The 'blue ribbon of the leash' was the Waterloo Cup that was held every year from 1836 until the introduction of the Hunting Act 2004 came into effect in 2005.  It was inaugurated by William Lynn proprietor of the Waterloo Hotel in Liverpool's Ranelagh Street. Encouraged by the extra trade generated by the Waterloo Cup, the Liverpool entrepreneur turned his attention to the Turf the following year and organised the first running of the Grand Liverpool Steeplechase, known as the Grand National since 1839.

In Australia the Waterloo Cup was held from 1868 to 1985 after which it became an RSCPA approved 'lure coursing' event.  In was a major sporting event in the 19th century and the champion dog was celebrated in the press.

Greyhound Racing

The first recorded attempt at racing greyhounds on a straight track was in 1876 beside the Welsh Harp reservoir in Hendon, England.  Six dogs raced over a 400-yard straight course, chasing an artificial hare riding. This was the first attempt of introducing mechanical racing to the UK, however it did not catch on at the time.

The industry emerged in its recognizable modern form, featuring circular or oval tracks, with the invention of the mechanical or artificial hare, in 1912, by an American, Owen Patrick Smith.
O.P. Smith had altruistic aims for the industry to stop the killing of the jack rabbits and see "greyhound racing as we see horse racing".   In 1919, Smith opened the first professional dog-racing track with stands in Emeryville, California.

Greyhound racing was brought to Britain from America by Charles Munn, an American businessman who obtained the overseas rights to the mechanical lure (hare). His business partners were Alfred Critchley and Francis Gentle and together they formed the Greyhound Racing Association (GRA) and raised £25,000 to build a racecourse at Belle Vue.  On July 24, 1926, in front of 1,700 spectators, the first greyhound race took place at Belle Vue Stadium where seven greyhounds raced round an oval circuit in pursuit an electric artificial hare.

In Australia racing with a mechanical lure, often called the “tin hare” began in 1927 when the Lang Labour government amended the Gaming and Betting Act to allow legal wagering. The Greyhound Coursing Association was formed and the first race took place at Epping (later known as Harold Park) on 18 May.

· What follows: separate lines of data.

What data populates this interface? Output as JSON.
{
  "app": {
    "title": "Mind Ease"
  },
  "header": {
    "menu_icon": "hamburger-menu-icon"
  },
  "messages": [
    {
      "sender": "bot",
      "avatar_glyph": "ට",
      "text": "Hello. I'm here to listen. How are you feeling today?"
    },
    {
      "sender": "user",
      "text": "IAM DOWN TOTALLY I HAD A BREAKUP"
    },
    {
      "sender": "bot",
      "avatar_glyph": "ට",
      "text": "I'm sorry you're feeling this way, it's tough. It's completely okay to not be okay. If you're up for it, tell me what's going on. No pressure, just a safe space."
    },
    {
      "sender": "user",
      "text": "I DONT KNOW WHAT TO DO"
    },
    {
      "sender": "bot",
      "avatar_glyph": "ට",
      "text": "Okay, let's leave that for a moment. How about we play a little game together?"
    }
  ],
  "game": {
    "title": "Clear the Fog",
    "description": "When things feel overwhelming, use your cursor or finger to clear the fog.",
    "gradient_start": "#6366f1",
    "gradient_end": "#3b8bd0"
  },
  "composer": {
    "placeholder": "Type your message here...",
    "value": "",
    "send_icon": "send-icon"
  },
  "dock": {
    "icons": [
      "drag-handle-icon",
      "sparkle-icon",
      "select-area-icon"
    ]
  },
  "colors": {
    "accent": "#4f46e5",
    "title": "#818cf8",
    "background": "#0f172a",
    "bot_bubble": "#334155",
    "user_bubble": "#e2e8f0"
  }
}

Monkey Business

A very strange fad developed in America in 1930 which was practiced in Australia up until the 1950’s. Capuchin monkeys were trained to ride racing dogs for sport over a short course that sometimes included hurdles and water jumps. They used specially designed saddle harness and wore miniature jockey silks. This photograph shows monkey jockeys at Shepherds Bush, Mascot, Sydney in 1930.

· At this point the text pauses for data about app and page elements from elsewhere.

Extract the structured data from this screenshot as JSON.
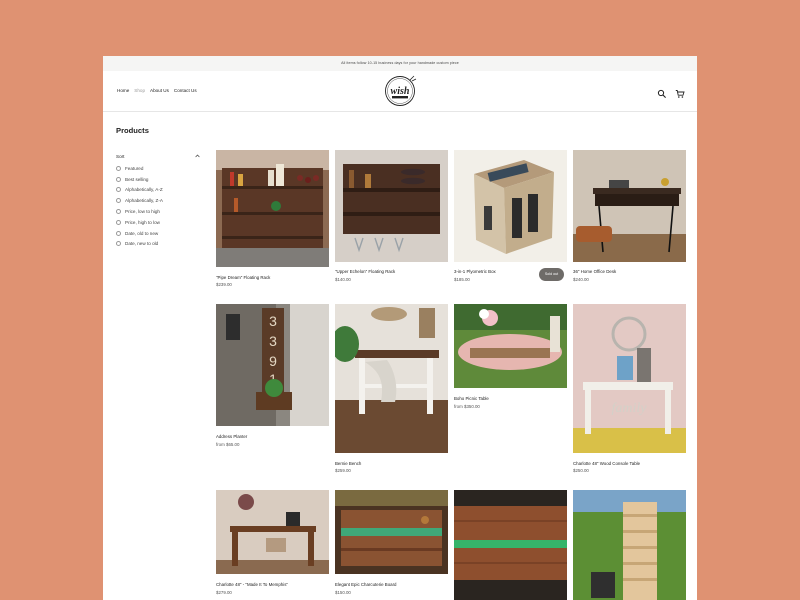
{
  "announcement": "All items follow 10-15 business days for your handmade custom piece",
  "nav": {
    "items": [
      {
        "label": "Home",
        "active": false
      },
      {
        "label": "Shop",
        "active": true
      },
      {
        "label": "About Us",
        "active": false
      },
      {
        "label": "Contact Us",
        "active": false
      }
    ]
  },
  "logo": {
    "text": "wish"
  },
  "header_icons": [
    "search-icon",
    "cart-icon"
  ],
  "page_title": "Products",
  "sort": {
    "label": "Sort",
    "options": [
      "Featured",
      "Best selling",
      "Alphabetically, A-Z",
      "Alphabetically, Z-A",
      "Price, low to high",
      "Price, high to low",
      "Date, old to new",
      "Date, new to old"
    ]
  },
  "products": [
    {
      "name": "\"Pipe Dream\" Floating Rack",
      "price": "$239.00"
    },
    {
      "name": "\"Upper Echelon\" Floating Rack",
      "price": "$140.00"
    },
    {
      "name": "3-in-1 Plyometric Box",
      "price": "$185.00",
      "badge": "Sold out"
    },
    {
      "name": "36\" Home Office Desk",
      "price": "$240.00"
    },
    {
      "name": "Address Planter",
      "price": "from $65.00"
    },
    {
      "name": "Bernie Bench",
      "price": "$259.00"
    },
    {
      "name": "Boho Picnic Table",
      "price": "from $350.00"
    },
    {
      "name": "Charlotte 48\" Wood Console Table",
      "price": "$250.00"
    },
    {
      "name": "Charlotte 48\" - \"Made It To Memphis\"",
      "price": "$279.00"
    },
    {
      "name": "Elegant Epic Charcuterie Board",
      "price": "$150.00"
    },
    {
      "name": "",
      "price": ""
    },
    {
      "name": "",
      "price": ""
    }
  ],
  "colors": {
    "backdrop": "#DF9272",
    "announcement_bar": "#F5F5F4",
    "sold_badge": "#6E6B68"
  }
}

sources : various Wiki and http://www.greenhounds.com.au/education--learning/history.html
« Last Edit: 2015-Feb-18, 01:40 PM by tontonan »

Offline MagiC~*

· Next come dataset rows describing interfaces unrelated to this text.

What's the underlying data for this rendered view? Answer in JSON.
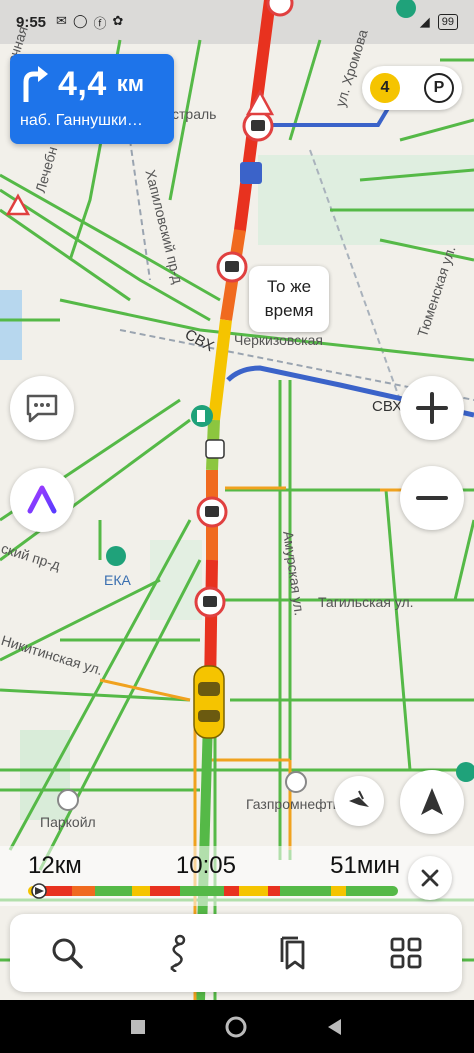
{
  "status_bar": {
    "time": "9:55",
    "icons": [
      "message-icon",
      "whatsapp-icon",
      "facebook-icon",
      "misc-icon"
    ],
    "battery": "99"
  },
  "maneuver": {
    "distance": "4,4",
    "unit": "км",
    "street": "наб. Ганнушки…",
    "icon": "turn-right-arrow-icon"
  },
  "speed_limit": "4",
  "parking_label": "P",
  "callout": {
    "line1": "То же",
    "line2": "время"
  },
  "map_labels": {
    "street_chkalova": "ул. Хромова",
    "estral": "страль",
    "lechebn": "Лечебн",
    "khapilovsky": "Хапиловский пр-д",
    "cherkizovskaya": "Черкизовская",
    "svh1": "СВХ",
    "svh2": "СВХ",
    "tyumenskaya": "Тюменская ул.",
    "amurskaya": "Амурская ул.",
    "tagilskaya": "Тагильская ул.",
    "nikitinskaya": "Никитинская ул.",
    "eka": "ЕКА",
    "gazpromneft": "Газпромнефть",
    "parkoil": "Паркойл",
    "proezd_d": "ский пр-д",
    "nizh": "ечная"
  },
  "route": {
    "distance": "12км",
    "eta": "10:05",
    "duration": "51мин"
  },
  "toolbar": {
    "search": "search-icon",
    "route": "route-icon",
    "bookmarks": "bookmark-icon",
    "menu": "grid-menu-icon"
  },
  "colors": {
    "maneuver_bg": "#1e74ea",
    "jam_red": "#e8321f",
    "jam_yellow": "#f5c400",
    "free_green": "#55b947",
    "blue_route": "#3b63c9"
  }
}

  • Admin
  • Group 1
  • User 2
  • *****
  • Posts: 14294
« 2015-Feb-19, 06:58 AM Reply #1 »
Thanks Tonto, had to go looking for a youtube clip of the Monkeys riding the greyhounds  :clap2:

Offline Authorized

  • Group 1
  • User 18
  • Posts: 31279
« 2015-Dec-22, 12:52 PM Reply #2 »